“Yes, there is a strategy,” US Secretary of State John Kerry said in his December 5th address at the Brookings Institution. The US strategy, he explained, has three components: “Mobilising a coalition to defeat Daesh” — the Islamic State; to “work diplomatically” with Iran, among other countries, “to bring an end to the war in Syria”; and “ensure that the instability created by the war in Syria does not spread”.
But are Washington and Tehran pursuing the same goals in Syria?
At first glance, there are reasons to suggest they are: the emergence of Iranian President Hassan Rohani, his promise of engaging in bilateral talks with the United States, the nuclear agreement between Iran and the P5+1 and the menacing rise of the Islamic State (ISIS) have led some in the West to hope for a new alignment of strategic interests between Washington and Tehran.

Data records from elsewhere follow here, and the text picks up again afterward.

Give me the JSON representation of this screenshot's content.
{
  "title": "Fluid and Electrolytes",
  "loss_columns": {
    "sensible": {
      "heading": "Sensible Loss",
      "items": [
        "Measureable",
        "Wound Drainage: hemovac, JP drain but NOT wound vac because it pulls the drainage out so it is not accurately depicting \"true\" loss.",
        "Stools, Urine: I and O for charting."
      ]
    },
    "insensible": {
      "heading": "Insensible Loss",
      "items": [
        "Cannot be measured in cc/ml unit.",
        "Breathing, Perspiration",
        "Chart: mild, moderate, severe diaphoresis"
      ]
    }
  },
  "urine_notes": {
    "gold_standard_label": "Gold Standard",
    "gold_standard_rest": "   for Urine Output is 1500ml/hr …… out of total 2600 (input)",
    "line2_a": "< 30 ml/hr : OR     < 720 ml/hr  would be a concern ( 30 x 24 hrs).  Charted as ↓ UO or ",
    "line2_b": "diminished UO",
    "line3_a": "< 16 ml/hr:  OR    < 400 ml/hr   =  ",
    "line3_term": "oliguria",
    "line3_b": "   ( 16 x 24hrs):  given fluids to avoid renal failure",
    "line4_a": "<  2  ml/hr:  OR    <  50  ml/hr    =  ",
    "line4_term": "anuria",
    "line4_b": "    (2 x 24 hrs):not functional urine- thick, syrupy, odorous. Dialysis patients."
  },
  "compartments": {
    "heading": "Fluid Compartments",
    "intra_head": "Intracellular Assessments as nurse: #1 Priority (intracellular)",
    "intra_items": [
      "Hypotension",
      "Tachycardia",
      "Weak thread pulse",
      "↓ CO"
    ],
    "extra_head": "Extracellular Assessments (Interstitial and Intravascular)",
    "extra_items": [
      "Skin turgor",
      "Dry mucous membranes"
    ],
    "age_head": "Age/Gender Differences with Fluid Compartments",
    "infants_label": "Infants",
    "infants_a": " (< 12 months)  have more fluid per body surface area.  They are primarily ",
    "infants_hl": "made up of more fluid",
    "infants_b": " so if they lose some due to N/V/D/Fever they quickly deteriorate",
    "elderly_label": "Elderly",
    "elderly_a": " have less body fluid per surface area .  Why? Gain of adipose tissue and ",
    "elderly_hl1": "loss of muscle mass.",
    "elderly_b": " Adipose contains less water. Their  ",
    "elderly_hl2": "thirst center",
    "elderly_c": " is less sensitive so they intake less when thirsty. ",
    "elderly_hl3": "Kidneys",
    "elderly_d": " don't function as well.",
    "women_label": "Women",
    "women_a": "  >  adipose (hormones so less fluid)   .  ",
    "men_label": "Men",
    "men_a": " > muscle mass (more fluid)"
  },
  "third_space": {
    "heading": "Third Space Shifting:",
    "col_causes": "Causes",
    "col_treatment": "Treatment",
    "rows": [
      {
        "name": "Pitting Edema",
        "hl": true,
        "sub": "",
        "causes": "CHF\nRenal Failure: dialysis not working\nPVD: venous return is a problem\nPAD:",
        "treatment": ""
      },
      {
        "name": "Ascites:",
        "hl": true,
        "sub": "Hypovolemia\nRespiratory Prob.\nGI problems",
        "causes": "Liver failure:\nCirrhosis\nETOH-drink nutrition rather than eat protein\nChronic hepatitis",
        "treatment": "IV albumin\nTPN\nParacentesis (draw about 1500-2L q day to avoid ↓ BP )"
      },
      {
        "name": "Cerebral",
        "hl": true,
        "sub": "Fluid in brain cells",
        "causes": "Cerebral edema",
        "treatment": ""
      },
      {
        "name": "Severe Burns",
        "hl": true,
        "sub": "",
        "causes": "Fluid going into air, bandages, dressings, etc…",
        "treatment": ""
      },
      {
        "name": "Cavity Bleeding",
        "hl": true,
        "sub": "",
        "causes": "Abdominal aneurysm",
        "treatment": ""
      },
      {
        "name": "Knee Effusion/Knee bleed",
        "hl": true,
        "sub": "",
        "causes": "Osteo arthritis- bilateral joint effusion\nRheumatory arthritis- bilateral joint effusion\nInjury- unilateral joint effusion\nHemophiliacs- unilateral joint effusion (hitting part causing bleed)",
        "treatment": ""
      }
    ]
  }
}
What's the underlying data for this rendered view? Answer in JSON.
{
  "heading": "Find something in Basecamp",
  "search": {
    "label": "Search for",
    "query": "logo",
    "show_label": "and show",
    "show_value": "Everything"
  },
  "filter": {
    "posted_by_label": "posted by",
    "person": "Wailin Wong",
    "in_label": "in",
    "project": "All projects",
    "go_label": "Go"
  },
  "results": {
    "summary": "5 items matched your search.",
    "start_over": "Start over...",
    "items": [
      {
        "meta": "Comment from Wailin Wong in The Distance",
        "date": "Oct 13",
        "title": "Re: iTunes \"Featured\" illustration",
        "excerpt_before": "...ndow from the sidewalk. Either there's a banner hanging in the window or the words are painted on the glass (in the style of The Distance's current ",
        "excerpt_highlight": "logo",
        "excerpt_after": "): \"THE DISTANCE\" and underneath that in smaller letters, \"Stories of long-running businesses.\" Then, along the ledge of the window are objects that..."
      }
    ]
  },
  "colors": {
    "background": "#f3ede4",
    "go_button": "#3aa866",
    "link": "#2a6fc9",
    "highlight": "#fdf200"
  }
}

Rohani, however, commands little influence over the Islamic Republic’s regional policies. The Islamic Revolutionary Guards Corps (IRGC) owns this portfolio.
The public statements of IRGC commanders and the activities of the corps in Syria make it clear that, beyond a fleeting tactical convergence of interests, Tehran is pursuing goals that are the exact opposite of those of the Obama administration.
IRGC commander Major-General Mohammad Ali Jafari and Major- General Qassem Soleimani, head of the expeditionary Quds Force, have repeatedly expressed their support for Syrian President Bashar Assad and his regime, with Soleimani promising to stick with Assad “to the very end”.
Brigadier-General Hossein Hamadani, the field commander of the Iranian forces in Syria who was killed October 7th in the suburbs of Aleppo, not only praised Assad as “more obedient to the leader of the revolution, Ayatollah Ali Khamenei, than some of our statesmen”, he also recalled the supreme leader stressing the importance of the “strategic depth” Syria provides for Iran.
With the aim of securing the survival of the Assad regime, the IRGC is deploying troops and non-Iranian Shia militias in Syria. According to open source data, 210 Iranians, 179 Afghans and 33 Pakistanis — all Shias, with the exception of two Iranian Sunnis — were killed in combat in Syria between January 2012 and December 5, 2015.
While there is no reliable information about the scale of Iraqi Shia combat fatalities in Syria, Lebanese Hezbollah is believed to have lost 1,000-1,500 fighters in Syria in the same period.
As surviving militiamen return to their home countries, there is a very real risk of the spread or rekindling of sectarian conflicts in those nations, which is the opposite of Kerry’s expressed aim of preventing further spread of the war.
Sharing ISIS as an enemy is not likely to bring Washington and Tehran closer to each other. As a means of keeping Assad in power, Tehran is concentrating its military resources against Syrian rebel forces threatening the Damascus regime, including the secular opposition, which might offer an acceptable alternative to Assad.
In the meantime, Tehran makes little military effort against ISIS, which the Islamic Republic considers an alternative worse than Assad. In this regard, too, Kerry looks in vain for support from Tehran.
Not even Kerry’s desire to bring an end to the war in Syria is likely to resonate with the IRGC leadership because continued war in Syria, the Middle East refugee crisis and the increased threat of terrorism from Beirut to Paris only increase Tehran’s leverage.
Once the Assad regime’s survival is secure, the IRGC benefits from a permanent low-intensity crisis in Syria, which not only legitimises its military presence there but also makes Tehran a desirable negotiating partner for the United States and European powers desperate to end the slaughter in Syria.
In his Brookings address, Kerry emphasised the difficulties of achieving US goals in Syria but, by looking to Tehran for support, he may end up making those aims even less achievable.